This month a team of scientists published a paper in Science that quantifies global forest change, releasing a phenomenal online resource that is both beautiful and terrifying in equal measure.
The scientists from the University of Maryland used Earth observation satellite data to map global forest cover, discovering that while there had been a gain of 0.8 million square kilometers over twelve recent years (2000-12), almost three times as much forest cover had been lost (2.3 million square kilometers) in the same period.
Data on the high resolution (30m resolution) interactive map, powered by Google, are beautiful to look at, and the amount of forest, shown by green around the Earth, is awe-inspiring.
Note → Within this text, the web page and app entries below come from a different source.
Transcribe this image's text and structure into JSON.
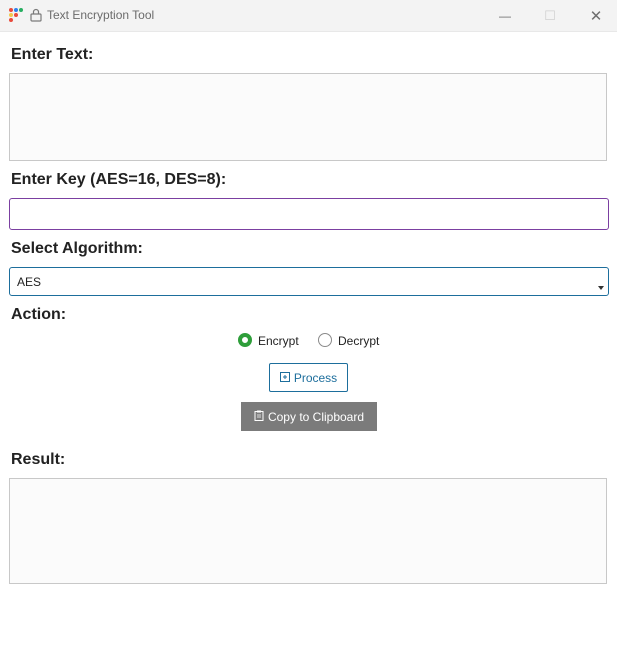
{
  "window": {
    "title": "Text Encryption Tool",
    "minimize_glyph": "—",
    "maximize_glyph": "☐",
    "close_glyph": "✕"
  },
  "input": {
    "label": "Enter Text:",
    "value": ""
  },
  "key": {
    "label": "Enter Key (AES=16, DES=8):",
    "value": "",
    "border_color": "#7b3fa1"
  },
  "algorithm": {
    "label": "Select Algorithm:",
    "selected": "AES"
  },
  "action": {
    "label": "Action:",
    "options": [
      {
        "label": "Encrypt",
        "checked": true
      },
      {
        "label": "Decrypt",
        "checked": false
      }
    ],
    "selected_color": "#2e9e3a"
  },
  "buttons": {
    "process_label": "Process",
    "copy_label": "Copy to Clipboard",
    "accent_color": "#1d6e9c",
    "copy_bg": "#7b7b7b"
  },
  "result": {
    "label": "Result:",
    "value": ""
  },
  "icons": {
    "app": "app-grid-icon",
    "lock": "lock-icon",
    "process": "process-icon",
    "copy": "clipboard-icon"
  }
}
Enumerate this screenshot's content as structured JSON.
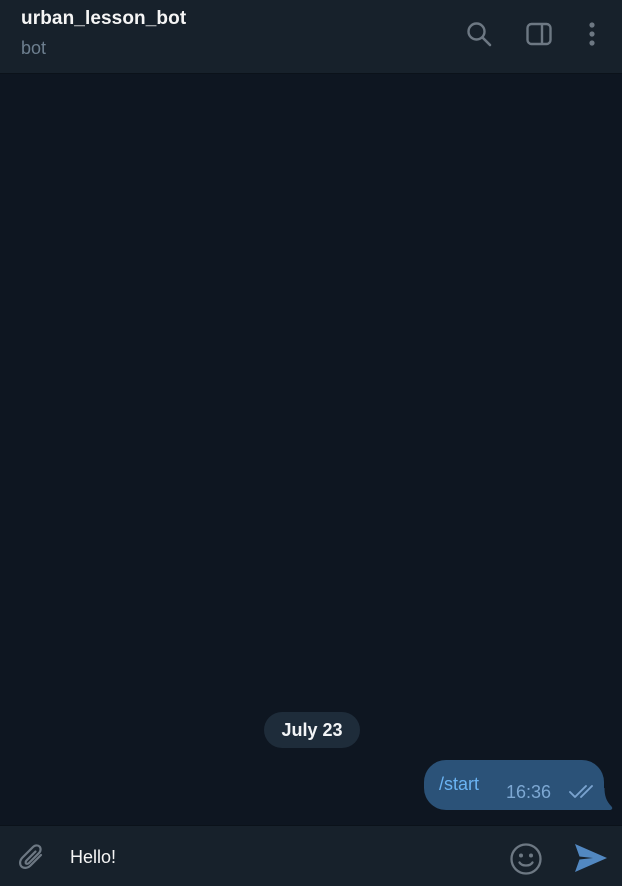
{
  "header": {
    "title": "urban_lesson_bot",
    "subtitle": "bot",
    "icons": [
      "search-icon",
      "sidebar-toggle-icon",
      "more-vertical-icon"
    ]
  },
  "messages": {
    "date_separator": "July 23",
    "items": [
      {
        "direction": "outgoing",
        "text": "/start",
        "time": "16:36",
        "status_icon": "double-check-icon"
      }
    ]
  },
  "composer": {
    "value": "Hello!",
    "icons": [
      "paperclip-icon",
      "emoji-icon",
      "send-icon"
    ]
  },
  "colors": {
    "window_bg": "#0e1621",
    "panel_bg": "#17212b",
    "outgoing_bubble": "#2b5278",
    "command_link": "#6ab3f3",
    "date_pill": "#1e2c3a",
    "icon_gray": "#6d7883",
    "send_blue": "#5288c1"
  }
}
The UK appears dark in colour given its sparse forest cover (read more) but zoom in and it is possible to see the relatively stable forest cover across much of the country, and even the activities of felling and replanting (shown by purple) in southern Scotland.
Elsewhere, hotspots of forest cover loss are easy to spot in red. Tropical forests exhibited a significant trend in forest loss, with rates of loss increasing by 2101 km² per year, with Boreal forests experiencing the second greatest loss of forest cover. Specific geospatial impacts can be seen on the map when zooming into some areas. One example highlighted by the authors is of Borneo, where Malaysia to the west has logged much of its land, the patterns of forest loss clearly following logging roads, while to east in Indonesia the forests look relatively stable. Another example shows loss of Boreal forest cover from man-made fires in Yakutsk.
Seen in this way, losses of forest cover are represented very powerfully. Not as much of course as when witnessed on the ground, as in the destruction of wildlife habitat, or impact on the livelihoods of indigenous people, but perhaps in a way that may help those working strategically to reduce deforestation, giving them potent visual statistics to support their vital work.
Hansen et al. (2013) High-Resolution Global Maps of 21st-Century Forest Cover Change. Science, Vol. 342 no. 6160 pp. 850-853. View abstract